More Than Just The Strokes
More Than Just The Strokes
As the title suggests, there is so much more to the great game of tennis than simply striking a ball. The intangibles that enable consistent winners, both on tour and at clubs around the world, are vital in a multi-faceted sport like tennis - a sport that requires not only physical, technical, and tactical skills, but also emotional and mental ones as well. The latter two have, thankfully, steadily evolved into an identifiable and coachable component, one that not so long ago was a complete mystery to most in that you either "had it" or you didn't, and that was that. Of course, it's a given that highly developed mechanical and physical skills are necessary to excel on the tennis court. However, what's not a given for so many is developing an equally high level of mental and emotional control - especially for those moments when under extreme pressure. This is not only what makes the difference in players otherwise comparable in their ability with the racket, but also what's ultimately essential in realizing one's true game within . . . win or lose.
Regarding those mechanics, trust me, all the six-frame sequential shot-making photography in the world is never going to be the end-all to honing your ball-striking ability. Nor are any diagramed multi-shot patterns going to readily translate into a big plus in one's match management skills. And you will not find any of the aforementioned in the body of work to follow. This is not Tennis for Dummies. Sorry, it's just not that easy - especially in a day and age in which we are constantly conditioned to expect immediate gratification. So, you'd better start getting used to the fact that you're going to need a coach to fully grasp all that's needed - even the world's best are subject to misperceptions and player's block - to eventually consistently play to the limit of your given talent.
In the spirit of the late Jack Barnaby, whose career as a player, coach, and athletic advisor at Harvard University spanned seven decades - if you're looking for a system of playing you will not find one in the ensuing pages. When asked at the height of his success what "system" he utilized, Barnaby stated that his goal was to "avoid all systems like the plague" and "adapt to the individual." Further, the famed martial artist, teacher, and visionary, Bruce Lee, put a viable Eastern slant on the topic with, "I cannot teach you; only help you explore yourself. Nothing more."
This guide does, however, take dead aim at those of you who have been playing the game for a while, paid some dues, and continue to be motivated to improve. Those that have maintained a reasonable fitness level, learned to handle the stick reasonably well - steadily learning the myriad grip changes and the accompanying variations in stroking paths for every shot - and who have, on occasion, been able to impress their sometimes skeptical selves with patches of outstanding shot-making, represent the heart and soul of tennis in clubs and at public parks around the world.
Amazingly, far too many of these passionately-committed-to-the-game players are too often not progressing - worse yet, they are completely stuck on a "plateau," as it's politely known - at a rate that's perceived to be both significant and satisfying. This is precisely when the going gets especially tough, and why the spirit and drive within has to always strive to make sensible solutions.

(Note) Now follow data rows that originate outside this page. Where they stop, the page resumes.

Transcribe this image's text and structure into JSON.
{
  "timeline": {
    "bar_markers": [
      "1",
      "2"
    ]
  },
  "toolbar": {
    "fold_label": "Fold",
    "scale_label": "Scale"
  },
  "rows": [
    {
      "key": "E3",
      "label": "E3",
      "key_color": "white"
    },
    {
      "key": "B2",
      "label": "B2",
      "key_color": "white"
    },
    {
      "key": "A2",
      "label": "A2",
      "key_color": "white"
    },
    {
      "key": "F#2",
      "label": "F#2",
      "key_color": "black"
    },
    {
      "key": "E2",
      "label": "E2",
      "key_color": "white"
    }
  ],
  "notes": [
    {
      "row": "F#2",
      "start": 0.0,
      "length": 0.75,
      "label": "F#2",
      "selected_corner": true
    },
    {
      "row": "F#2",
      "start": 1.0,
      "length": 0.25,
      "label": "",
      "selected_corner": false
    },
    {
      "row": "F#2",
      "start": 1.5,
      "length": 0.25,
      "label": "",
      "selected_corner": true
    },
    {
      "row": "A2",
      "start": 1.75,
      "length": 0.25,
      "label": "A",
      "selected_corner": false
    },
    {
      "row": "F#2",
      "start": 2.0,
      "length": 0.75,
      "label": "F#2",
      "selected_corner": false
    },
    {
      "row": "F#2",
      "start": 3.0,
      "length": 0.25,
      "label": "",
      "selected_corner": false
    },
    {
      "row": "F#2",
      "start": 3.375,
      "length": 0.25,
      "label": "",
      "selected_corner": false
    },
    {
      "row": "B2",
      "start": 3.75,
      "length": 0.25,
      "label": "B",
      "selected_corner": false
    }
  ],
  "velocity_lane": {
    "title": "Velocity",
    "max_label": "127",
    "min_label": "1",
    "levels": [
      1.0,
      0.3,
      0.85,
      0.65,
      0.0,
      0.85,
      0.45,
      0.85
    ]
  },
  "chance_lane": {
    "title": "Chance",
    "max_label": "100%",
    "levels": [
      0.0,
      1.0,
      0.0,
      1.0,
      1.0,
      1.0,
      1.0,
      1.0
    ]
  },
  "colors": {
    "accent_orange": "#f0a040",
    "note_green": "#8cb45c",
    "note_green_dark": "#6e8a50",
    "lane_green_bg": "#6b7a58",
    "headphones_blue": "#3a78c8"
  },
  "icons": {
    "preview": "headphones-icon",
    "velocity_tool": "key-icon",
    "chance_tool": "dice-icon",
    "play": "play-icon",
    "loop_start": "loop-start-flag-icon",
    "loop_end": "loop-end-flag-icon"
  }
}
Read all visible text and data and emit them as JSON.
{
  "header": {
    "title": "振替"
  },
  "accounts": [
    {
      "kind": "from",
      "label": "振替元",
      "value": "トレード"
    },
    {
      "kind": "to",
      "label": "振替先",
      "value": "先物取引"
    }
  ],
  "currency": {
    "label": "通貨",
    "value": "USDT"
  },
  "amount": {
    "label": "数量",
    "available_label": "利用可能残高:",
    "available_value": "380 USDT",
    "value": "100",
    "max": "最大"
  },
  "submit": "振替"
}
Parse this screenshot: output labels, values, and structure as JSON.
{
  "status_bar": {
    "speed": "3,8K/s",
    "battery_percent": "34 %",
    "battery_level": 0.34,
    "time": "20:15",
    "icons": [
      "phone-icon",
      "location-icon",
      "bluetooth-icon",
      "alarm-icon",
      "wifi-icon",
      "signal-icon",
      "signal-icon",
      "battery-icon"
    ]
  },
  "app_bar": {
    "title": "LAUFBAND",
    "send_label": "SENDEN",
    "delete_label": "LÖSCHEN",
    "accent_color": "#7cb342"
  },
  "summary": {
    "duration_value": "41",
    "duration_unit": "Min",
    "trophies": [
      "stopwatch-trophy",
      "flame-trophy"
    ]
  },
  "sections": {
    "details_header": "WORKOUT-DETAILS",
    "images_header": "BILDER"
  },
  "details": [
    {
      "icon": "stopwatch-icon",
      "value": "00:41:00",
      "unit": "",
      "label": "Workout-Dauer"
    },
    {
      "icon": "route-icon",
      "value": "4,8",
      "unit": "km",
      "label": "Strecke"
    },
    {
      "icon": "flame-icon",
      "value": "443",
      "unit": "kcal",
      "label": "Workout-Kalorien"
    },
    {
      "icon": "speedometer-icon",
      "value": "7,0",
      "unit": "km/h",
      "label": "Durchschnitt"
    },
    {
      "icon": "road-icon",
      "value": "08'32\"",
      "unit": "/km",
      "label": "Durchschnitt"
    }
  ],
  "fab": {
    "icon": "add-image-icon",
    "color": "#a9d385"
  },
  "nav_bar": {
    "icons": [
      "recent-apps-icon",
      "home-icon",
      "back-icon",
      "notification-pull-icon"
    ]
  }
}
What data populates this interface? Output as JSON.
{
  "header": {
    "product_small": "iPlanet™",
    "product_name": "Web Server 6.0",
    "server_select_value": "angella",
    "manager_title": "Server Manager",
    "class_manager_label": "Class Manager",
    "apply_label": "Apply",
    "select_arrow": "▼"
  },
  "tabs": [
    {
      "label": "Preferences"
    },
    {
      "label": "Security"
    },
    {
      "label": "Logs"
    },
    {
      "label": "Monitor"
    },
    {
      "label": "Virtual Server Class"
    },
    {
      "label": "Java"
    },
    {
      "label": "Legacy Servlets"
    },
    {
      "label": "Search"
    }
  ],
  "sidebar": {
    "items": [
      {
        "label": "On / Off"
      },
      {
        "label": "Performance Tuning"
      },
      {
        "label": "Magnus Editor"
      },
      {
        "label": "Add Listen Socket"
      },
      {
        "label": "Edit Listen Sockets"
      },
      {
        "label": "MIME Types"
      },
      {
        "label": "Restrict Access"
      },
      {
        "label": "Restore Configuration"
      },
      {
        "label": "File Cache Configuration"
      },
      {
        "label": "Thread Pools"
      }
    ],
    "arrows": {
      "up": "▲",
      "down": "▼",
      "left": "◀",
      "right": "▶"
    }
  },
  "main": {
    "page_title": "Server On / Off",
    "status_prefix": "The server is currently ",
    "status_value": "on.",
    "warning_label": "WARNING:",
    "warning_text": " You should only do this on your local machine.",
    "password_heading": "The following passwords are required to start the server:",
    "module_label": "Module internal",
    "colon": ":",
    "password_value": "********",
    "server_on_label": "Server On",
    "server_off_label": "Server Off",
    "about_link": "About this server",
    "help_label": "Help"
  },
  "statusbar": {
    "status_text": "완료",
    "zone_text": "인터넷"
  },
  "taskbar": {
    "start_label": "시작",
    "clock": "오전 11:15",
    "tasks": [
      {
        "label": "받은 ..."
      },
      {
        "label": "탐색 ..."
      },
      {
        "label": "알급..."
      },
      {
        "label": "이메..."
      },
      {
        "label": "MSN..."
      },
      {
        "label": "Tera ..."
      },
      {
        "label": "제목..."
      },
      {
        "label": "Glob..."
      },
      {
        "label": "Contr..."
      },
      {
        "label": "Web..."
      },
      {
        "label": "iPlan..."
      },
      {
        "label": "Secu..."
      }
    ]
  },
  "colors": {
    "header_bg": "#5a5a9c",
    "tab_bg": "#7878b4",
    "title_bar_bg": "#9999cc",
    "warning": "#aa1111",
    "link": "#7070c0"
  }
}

The real stumbling block in the average club player's tennis world is manifested daily in the fact that they are often blatant victims of their own lack of consistency. Then, cumulatively and predictably, the players domino into a state of self-doubt, unleashing th